▽
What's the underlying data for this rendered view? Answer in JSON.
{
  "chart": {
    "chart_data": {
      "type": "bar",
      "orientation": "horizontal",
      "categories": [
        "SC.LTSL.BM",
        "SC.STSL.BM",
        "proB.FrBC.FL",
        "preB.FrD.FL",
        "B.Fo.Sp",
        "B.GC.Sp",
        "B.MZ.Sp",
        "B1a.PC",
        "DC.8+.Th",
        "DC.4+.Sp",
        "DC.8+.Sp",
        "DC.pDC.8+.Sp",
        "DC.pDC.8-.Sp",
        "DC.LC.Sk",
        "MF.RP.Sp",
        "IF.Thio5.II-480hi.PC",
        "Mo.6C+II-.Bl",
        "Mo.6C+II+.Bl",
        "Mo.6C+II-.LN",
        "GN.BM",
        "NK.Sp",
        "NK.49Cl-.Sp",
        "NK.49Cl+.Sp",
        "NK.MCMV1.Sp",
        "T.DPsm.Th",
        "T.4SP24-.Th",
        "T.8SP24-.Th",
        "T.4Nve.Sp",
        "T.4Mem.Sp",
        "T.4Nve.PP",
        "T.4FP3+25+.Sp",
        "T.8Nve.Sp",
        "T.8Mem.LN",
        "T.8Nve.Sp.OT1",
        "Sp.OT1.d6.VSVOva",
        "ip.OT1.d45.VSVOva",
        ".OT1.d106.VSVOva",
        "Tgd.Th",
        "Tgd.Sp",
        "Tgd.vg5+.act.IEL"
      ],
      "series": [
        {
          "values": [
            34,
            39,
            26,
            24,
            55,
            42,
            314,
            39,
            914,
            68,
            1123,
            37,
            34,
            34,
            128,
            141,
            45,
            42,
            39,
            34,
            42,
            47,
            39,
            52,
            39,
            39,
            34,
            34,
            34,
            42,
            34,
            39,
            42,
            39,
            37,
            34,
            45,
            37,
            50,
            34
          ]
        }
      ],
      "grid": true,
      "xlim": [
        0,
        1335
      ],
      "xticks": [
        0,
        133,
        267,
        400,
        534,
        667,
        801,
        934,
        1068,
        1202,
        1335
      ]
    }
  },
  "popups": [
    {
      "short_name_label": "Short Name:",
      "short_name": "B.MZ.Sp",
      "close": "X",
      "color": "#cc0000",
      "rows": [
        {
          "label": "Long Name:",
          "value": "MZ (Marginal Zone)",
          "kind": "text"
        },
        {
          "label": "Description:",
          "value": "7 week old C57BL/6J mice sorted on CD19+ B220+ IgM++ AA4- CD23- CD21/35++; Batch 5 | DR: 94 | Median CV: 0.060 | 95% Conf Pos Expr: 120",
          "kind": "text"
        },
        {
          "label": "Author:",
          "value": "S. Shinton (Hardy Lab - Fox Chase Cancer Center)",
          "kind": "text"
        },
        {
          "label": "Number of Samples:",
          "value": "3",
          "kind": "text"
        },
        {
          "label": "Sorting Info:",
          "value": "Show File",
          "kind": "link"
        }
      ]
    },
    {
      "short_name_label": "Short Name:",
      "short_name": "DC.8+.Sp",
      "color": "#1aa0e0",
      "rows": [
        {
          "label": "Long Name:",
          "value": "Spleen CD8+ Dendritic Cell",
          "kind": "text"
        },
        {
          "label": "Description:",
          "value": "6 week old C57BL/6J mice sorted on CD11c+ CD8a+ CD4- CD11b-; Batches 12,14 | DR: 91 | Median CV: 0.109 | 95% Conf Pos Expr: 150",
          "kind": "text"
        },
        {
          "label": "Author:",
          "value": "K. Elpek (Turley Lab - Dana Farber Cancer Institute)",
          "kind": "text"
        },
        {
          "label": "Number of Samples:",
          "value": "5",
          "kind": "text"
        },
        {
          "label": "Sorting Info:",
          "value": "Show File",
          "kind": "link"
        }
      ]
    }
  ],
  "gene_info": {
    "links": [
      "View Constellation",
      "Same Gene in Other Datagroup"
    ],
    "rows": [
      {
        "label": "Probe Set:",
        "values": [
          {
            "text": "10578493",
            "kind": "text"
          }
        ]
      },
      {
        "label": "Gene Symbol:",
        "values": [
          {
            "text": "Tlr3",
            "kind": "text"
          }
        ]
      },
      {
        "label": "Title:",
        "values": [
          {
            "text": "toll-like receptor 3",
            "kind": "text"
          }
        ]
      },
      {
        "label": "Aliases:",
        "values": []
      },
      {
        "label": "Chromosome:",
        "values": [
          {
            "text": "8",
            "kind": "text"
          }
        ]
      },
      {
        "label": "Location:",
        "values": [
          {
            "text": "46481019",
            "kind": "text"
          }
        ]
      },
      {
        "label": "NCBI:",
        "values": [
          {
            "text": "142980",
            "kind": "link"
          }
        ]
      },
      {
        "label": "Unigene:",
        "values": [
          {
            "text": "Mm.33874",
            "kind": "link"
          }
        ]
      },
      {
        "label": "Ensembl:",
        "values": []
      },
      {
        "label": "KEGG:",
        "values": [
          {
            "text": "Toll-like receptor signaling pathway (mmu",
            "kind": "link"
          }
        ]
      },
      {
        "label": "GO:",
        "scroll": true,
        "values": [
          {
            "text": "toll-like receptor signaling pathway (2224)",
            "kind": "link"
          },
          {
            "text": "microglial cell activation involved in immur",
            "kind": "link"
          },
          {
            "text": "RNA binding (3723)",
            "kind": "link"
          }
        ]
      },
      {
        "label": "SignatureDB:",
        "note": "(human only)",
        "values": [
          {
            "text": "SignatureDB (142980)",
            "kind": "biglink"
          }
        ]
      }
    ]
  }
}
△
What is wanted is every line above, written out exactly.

● **Your response**:
What's the underlying data for this rendered view? Answer in JSON.
{
  "chart": {
    "chart_data": {
      "type": "bar",
      "orientation": "horizontal",
      "categories": [
        "SC.LTSL.BM",
        "SC.STSL.BM",
        "proB.FrBC.FL",
        "preB.FrD.FL",
        "B.Fo.Sp",
        "B.GC.Sp",
        "B.MZ.Sp",
        "B1a.PC",
        "DC.8+.Th",
        "DC.4+.Sp",
        "DC.8+.Sp",
        "DC.pDC.8+.Sp",
        "DC.pDC.8-.Sp",
        "DC.LC.Sk",
        "MF.RP.Sp",
        "IF.Thio5.II-480hi.PC",
        "Mo.6C+II-.Bl",
        "Mo.6C+II+.Bl",
        "Mo.6C+II-.LN",
        "GN.BM",
        "NK.Sp",
        "NK.49Cl-.Sp",
        "NK.49Cl+.Sp",
        "NK.MCMV1.Sp",
        "T.DPsm.Th",
        "T.4SP24-.Th",
        "T.8SP24-.Th",
        "T.4Nve.Sp",
        "T.4Mem.Sp",
        "T.4Nve.PP",
        "T.4FP3+25+.Sp",
        "T.8Nve.Sp",
        "T.8Mem.LN",
        "T.8Nve.Sp.OT1",
        "Sp.OT1.d6.VSVOva",
        "ip.OT1.d45.VSVOva",
        ".OT1.d106.VSVOva",
        "Tgd.Th",
        "Tgd.Sp",
        "Tgd.vg5+.act.IEL"
      ],
      "series": [
        {
          "values": [
            34,
            39,
            26,
            24,
            55,
            42,
            314,
            39,
            914,
            68,
            1123,
            37,
            34,
            34,
            128,
            141,
            45,
            42,
            39,
            34,
            42,
            47,
            39,
            52,
            39,
            39,
            34,
            34,
            34,
            42,
            34,
            39,
            42,
            39,
            37,
            34,
            45,
            37,
            50,
            34
          ]
        }
      ],
      "grid": true,
      "xlim": [
        0,
        1335
      ],
      "xticks": [
        0,
        133,
        267,
        400,
        534,
        667,
        801,
        934,
        1068,
        1202,
        1335
      ]
    }
  },
  "popups": [
    {
      "short_name_label": "Short Name:",
      "short_name": "B.MZ.Sp",
      "close": "X",
      "color": "#cc0000",
      "rows": [
        {
          "label": "Long Name:",
          "value": "MZ (Marginal Zone)",
          "kind": "text"
        },
        {
          "label": "Description:",
          "value": "7 week old C57BL/6J mice sorted on CD19+ B220+ IgM++ AA4- CD23- CD21/35++; Batch 5 | DR: 94 | Median CV: 0.060 | 95% Conf Pos Expr: 120",
          "kind": "text"
        },
        {
          "label": "Author:",
          "value": "S. Shinton (Hardy Lab - Fox Chase Cancer Center)",
          "kind": "text"
        },
        {
          "label": "Number of Samples:",
          "value": "3",
          "kind": "text"
        },
        {
          "label": "Sorting Info:",
          "value": "Show File",
          "kind": "link"
        }
      ]
    },
    {
      "short_name_label": "Short Name:",
      "short_name": "DC.8+.Sp",
      "color": "#1aa0e0",
      "rows": [
        {
          "label": "Long Name:",
          "value": "Spleen CD8+ Dendritic Cell",
          "kind": "text"
        },
        {
          "label": "Description:",
          "value": "6 week old C57BL/6J mice sorted on CD11c+ CD8a+ CD4- CD11b-; Batches 12,14 | DR: 91 | Median CV: 0.109 | 95% Conf Pos Expr: 150",
          "kind": "text"
        },
        {
          "label": "Author:",
          "value": "K. Elpek (Turley Lab - Dana Farber Cancer Institute)",
          "kind": "text"
        },
        {
          "label": "Number of Samples:",
          "value": "5",
          "kind": "text"
        },
        {
          "label": "Sorting Info:",
          "value": "Show File",
          "kind": "link"
        }
      ]
    }
  ],
  "gene_info": {
    "links": [
      "View Constellation",
      "Same Gene in Other Datagroup"
    ],
    "rows": [
      {
        "label": "Probe Set:",
        "values": [
          {
            "text": "10578493",
            "kind": "text"
          }
        ]
      },
      {
        "label": "Gene Symbol:",
        "values": [
          {
            "text": "Tlr3",
            "kind": "text"
          }
        ]
      },
      {
        "label": "Title:",
        "values": [
          {
            "text": "toll-like receptor 3",
            "kind": "text"
          }
        ]
      },
      {
        "label": "Aliases:",
        "values": []
      },
      {
        "label": "Chromosome:",
        "values": [
          {
            "text": "8",
            "kind": "text"
          }
        ]
      },
      {
        "label": "Location:",
        "values": [
          {
            "text": "46481019",
            "kind": "text"
          }
        ]
      },
      {
        "label": "NCBI:",
        "values": [
          {
            "text": "142980",
            "kind": "link"
          }
        ]
      },
      {
        "label": "Unigene:",
        "values": [
          {
            "text": "Mm.33874",
            "kind": "link"
          }
        ]
      },
      {
        "label": "Ensembl:",
        "values": []
      },
      {
        "label": "KEGG:",
        "values": [
          {
            "text": "Toll-like receptor signaling pathway (mmu",
            "kind": "link"
          }
        ]
      },
      {
        "label": "GO:",
        "scroll": true,
        "values": [
          {
            "text": "toll-like receptor signaling pathway (2224)",
            "kind": "link"
          },
          {
            "text": "microglial cell activation involved in immur",
            "kind": "link"
          },
          {
            "text": "RNA binding (3723)",
            "kind": "link"
          }
        ]
      },
      {
        "label": "SignatureDB:",
        "note": "(human only)",
        "values": [
          {
            "text": "SignatureDB (142980)",
            "kind": "biglink"
          }
        ]
      }
    ]
  }
}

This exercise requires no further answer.